■ Problem description:
Extract the entries in their exact form.

(Provided entries begins)

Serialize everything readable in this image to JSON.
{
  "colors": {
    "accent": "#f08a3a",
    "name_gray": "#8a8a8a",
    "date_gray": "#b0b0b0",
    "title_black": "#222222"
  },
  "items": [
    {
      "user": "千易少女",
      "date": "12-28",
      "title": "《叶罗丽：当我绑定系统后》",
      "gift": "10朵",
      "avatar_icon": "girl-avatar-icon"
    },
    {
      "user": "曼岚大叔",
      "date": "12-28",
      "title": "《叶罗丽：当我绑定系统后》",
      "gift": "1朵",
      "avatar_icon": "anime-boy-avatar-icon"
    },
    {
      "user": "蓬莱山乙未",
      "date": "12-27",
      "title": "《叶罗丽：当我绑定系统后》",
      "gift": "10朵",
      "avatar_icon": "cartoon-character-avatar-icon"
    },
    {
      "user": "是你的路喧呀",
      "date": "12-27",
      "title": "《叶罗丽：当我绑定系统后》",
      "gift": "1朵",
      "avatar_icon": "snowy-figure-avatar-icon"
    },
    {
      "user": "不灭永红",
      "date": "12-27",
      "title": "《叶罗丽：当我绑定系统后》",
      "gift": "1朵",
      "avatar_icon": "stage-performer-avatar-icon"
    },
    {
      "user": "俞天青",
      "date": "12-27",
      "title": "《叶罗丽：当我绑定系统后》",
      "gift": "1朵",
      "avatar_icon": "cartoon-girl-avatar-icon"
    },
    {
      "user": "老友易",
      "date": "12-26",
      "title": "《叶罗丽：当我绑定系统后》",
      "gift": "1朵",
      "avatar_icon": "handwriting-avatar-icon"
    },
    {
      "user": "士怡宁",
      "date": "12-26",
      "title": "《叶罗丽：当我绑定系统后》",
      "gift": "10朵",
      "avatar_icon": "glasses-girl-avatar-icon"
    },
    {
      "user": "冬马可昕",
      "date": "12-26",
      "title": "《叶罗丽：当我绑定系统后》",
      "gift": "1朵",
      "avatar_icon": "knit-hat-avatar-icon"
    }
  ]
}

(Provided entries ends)

■ Output of the exercise:
Serialize everything readable in this image to JSON.
{
  "colors": {
    "accent": "#f08a3a",
    "name_gray": "#8a8a8a",
    "date_gray": "#b0b0b0",
    "title_black": "#222222"
  },
  "items": [
    {
      "user": "千易少女",
      "date": "12-28",
      "title": "《叶罗丽：当我绑定系统后》",
      "gift": "10朵",
      "avatar_icon": "girl-avatar-icon"
    },
    {
      "user": "曼岚大叔",
      "date": "12-28",
      "title": "《叶罗丽：当我绑定系统后》",
      "gift": "1朵",
      "avatar_icon": "anime-boy-avatar-icon"
    },
    {
      "user": "蓬莱山乙未",
      "date": "12-27",
      "title": "《叶罗丽：当我绑定系统后》",
      "gift": "10朵",
      "avatar_icon": "cartoon-character-avatar-icon"
    },
    {
      "user": "是你的路喧呀",
      "date": "12-27",
      "title": "《叶罗丽：当我绑定系统后》",
      "gift": "1朵",
      "avatar_icon": "snowy-figure-avatar-icon"
    },
    {
      "user": "不灭永红",
      "date": "12-27",
      "title": "《叶罗丽：当我绑定系统后》",
      "gift": "1朵",
      "avatar_icon": "stage-performer-avatar-icon"
    },
    {
      "user": "俞天青",
      "date": "12-27",
      "title": "《叶罗丽：当我绑定系统后》",
      "gift": "1朵",
      "avatar_icon": "cartoon-girl-avatar-icon"
    },
    {
      "user": "老友易",
      "date": "12-26",
      "title": "《叶罗丽：当我绑定系统后》",
      "gift": "1朵",
      "avatar_icon": "handwriting-avatar-icon"
    },
    {
      "user": "士怡宁",
      "date": "12-26",
      "title": "《叶罗丽：当我绑定系统后》",
      "gift": "10朵",
      "avatar_icon": "glasses-girl-avatar-icon"
    },
    {
      "user": "冬马可昕",
      "date": "12-26",
      "title": "《叶罗丽：当我绑定系统后》",
      "gift": "1朵",
      "avatar_icon": "knit-hat-avatar-icon"
    }
  ]
}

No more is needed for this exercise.